THE DATA ::
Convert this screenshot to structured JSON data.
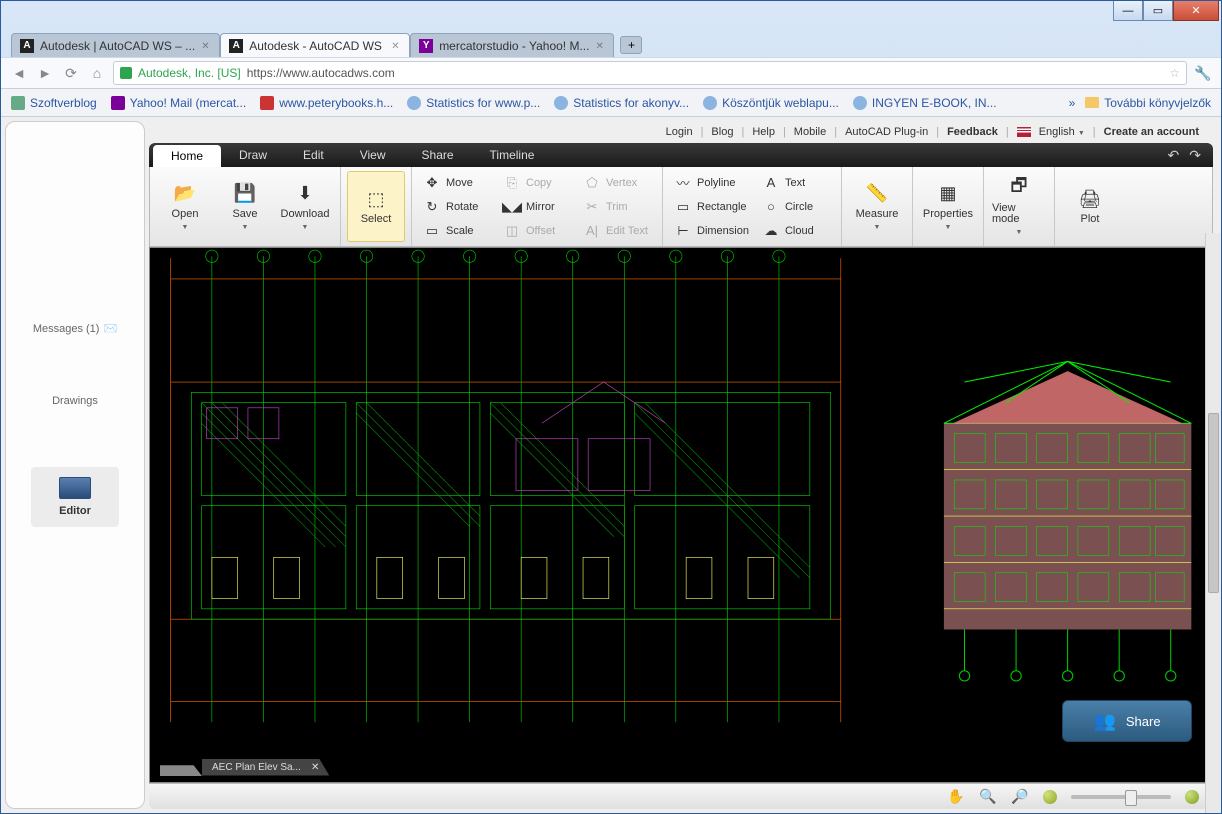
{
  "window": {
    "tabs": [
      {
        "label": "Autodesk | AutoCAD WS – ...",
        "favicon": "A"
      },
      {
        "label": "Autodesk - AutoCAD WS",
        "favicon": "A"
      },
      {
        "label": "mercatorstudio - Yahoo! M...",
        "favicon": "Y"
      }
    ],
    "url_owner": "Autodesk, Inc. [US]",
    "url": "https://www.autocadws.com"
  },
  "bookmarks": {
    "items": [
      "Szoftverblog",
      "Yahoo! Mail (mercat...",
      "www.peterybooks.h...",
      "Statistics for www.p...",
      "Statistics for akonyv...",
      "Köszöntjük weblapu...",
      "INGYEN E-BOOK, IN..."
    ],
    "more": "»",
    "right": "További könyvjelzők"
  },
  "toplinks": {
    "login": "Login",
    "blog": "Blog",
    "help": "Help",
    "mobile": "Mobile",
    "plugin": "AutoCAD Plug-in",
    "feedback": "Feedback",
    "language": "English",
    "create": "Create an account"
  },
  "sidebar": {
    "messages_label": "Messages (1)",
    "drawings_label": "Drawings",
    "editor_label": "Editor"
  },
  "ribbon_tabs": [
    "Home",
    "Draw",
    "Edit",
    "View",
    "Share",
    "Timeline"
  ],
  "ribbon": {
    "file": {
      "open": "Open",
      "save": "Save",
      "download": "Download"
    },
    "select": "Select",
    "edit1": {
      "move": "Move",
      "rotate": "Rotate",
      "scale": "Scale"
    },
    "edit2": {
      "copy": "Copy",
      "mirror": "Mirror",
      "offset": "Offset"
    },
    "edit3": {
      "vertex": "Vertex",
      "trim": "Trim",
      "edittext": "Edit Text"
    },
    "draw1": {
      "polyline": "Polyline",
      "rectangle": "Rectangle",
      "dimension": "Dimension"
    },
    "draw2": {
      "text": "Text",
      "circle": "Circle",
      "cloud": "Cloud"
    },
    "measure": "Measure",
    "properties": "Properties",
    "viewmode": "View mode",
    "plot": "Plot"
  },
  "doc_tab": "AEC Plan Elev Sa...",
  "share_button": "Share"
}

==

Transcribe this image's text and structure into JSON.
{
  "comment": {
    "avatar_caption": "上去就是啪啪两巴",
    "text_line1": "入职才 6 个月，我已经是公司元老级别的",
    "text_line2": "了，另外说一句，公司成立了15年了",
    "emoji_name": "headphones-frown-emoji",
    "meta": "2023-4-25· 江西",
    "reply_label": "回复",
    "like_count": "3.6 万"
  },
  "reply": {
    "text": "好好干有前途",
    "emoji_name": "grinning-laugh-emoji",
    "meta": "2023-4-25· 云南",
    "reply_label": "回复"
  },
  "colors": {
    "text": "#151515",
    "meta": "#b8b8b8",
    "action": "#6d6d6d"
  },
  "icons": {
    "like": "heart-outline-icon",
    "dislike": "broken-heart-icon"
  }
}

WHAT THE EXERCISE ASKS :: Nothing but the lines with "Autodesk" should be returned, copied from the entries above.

TASK RESPONSE ::
        "label": "Autodesk | AutoCAD WS – ...",
        "label": "Autodesk - AutoCAD WS",
    "url_owner": "Autodesk, Inc. [US]",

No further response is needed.